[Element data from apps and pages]
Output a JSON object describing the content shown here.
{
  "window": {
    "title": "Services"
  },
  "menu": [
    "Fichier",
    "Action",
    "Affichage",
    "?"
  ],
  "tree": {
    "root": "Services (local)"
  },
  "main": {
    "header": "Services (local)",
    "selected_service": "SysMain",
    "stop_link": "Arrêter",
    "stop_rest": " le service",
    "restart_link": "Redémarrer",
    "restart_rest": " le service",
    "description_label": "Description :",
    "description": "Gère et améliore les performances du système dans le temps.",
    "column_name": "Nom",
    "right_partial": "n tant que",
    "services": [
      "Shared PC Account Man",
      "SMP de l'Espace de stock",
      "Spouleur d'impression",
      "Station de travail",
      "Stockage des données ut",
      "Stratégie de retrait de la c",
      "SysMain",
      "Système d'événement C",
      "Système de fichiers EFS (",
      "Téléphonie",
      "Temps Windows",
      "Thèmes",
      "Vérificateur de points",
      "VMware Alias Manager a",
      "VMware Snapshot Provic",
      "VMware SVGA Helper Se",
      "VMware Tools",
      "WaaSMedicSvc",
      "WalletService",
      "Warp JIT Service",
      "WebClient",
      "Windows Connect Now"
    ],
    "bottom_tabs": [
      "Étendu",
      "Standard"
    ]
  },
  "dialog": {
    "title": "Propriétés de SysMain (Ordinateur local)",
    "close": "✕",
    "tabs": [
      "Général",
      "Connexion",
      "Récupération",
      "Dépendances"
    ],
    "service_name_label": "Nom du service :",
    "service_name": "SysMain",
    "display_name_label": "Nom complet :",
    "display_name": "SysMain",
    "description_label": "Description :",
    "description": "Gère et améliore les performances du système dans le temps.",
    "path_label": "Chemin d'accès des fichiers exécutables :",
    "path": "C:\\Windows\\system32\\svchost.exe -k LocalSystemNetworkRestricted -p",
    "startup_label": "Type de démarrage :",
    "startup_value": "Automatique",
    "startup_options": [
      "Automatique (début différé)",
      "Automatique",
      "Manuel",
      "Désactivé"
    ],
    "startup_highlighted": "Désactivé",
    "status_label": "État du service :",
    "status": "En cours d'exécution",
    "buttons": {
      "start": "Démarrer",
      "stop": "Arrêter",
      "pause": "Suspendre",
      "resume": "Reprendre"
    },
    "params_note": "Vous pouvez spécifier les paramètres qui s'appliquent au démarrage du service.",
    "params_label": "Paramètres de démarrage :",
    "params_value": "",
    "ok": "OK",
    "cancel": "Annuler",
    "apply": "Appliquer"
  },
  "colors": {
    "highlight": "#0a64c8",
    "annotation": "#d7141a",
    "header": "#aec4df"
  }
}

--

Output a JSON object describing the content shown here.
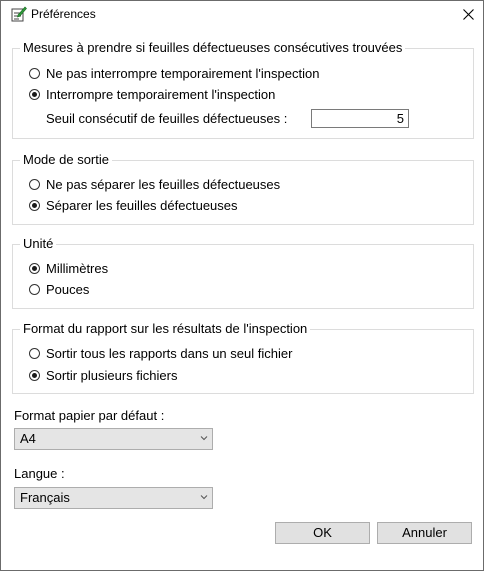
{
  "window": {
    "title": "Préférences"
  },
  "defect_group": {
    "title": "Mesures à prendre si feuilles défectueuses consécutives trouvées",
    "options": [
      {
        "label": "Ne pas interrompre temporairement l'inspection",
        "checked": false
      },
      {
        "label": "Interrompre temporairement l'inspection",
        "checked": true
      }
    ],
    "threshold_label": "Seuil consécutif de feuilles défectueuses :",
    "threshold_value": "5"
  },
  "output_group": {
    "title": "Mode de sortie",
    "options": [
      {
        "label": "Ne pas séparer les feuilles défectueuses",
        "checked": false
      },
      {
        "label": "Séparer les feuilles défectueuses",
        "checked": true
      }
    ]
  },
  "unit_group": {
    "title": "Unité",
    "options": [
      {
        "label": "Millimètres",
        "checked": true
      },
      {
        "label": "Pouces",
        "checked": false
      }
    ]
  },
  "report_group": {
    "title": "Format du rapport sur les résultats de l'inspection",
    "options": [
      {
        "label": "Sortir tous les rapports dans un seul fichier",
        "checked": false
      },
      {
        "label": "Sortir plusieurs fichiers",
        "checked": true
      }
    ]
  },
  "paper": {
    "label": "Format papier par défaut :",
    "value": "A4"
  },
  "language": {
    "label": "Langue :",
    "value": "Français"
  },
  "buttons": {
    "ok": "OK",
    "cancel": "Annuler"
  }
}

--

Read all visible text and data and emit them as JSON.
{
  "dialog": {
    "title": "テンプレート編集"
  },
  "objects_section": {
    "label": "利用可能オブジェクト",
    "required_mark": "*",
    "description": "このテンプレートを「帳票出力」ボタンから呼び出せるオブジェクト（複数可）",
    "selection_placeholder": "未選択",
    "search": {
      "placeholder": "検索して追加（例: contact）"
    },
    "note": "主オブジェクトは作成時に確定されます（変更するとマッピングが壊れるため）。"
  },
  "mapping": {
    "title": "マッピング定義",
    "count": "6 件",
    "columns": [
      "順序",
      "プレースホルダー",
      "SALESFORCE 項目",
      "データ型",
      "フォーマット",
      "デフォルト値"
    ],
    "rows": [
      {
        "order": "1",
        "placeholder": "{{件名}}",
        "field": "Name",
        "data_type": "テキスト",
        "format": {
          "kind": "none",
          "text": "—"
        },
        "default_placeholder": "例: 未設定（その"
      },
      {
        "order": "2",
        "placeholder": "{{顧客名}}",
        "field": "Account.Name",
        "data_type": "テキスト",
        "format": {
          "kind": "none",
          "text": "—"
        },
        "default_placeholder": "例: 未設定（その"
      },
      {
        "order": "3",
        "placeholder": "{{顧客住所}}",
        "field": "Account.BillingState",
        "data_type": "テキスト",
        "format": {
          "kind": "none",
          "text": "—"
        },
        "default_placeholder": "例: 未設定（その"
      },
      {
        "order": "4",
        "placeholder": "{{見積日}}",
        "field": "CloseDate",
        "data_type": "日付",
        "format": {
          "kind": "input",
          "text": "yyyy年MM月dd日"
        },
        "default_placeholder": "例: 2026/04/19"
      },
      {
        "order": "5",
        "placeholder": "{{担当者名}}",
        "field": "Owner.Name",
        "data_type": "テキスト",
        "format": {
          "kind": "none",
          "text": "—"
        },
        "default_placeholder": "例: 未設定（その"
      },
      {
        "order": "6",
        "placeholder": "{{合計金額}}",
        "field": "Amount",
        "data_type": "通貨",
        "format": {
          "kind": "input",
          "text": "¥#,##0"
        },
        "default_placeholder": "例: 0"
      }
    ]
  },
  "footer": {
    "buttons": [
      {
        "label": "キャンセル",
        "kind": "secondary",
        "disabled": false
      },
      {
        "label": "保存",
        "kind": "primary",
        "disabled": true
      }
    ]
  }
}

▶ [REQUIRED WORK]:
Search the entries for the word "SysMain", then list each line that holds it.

▶ [EXERCISE RESULT]:
    "selected_service": "SysMain",
      "SysMain",
    "title": "Propriétés de SysMain (Ordinateur local)",
    "service_name": "SysMain",
    "display_name": "SysMain",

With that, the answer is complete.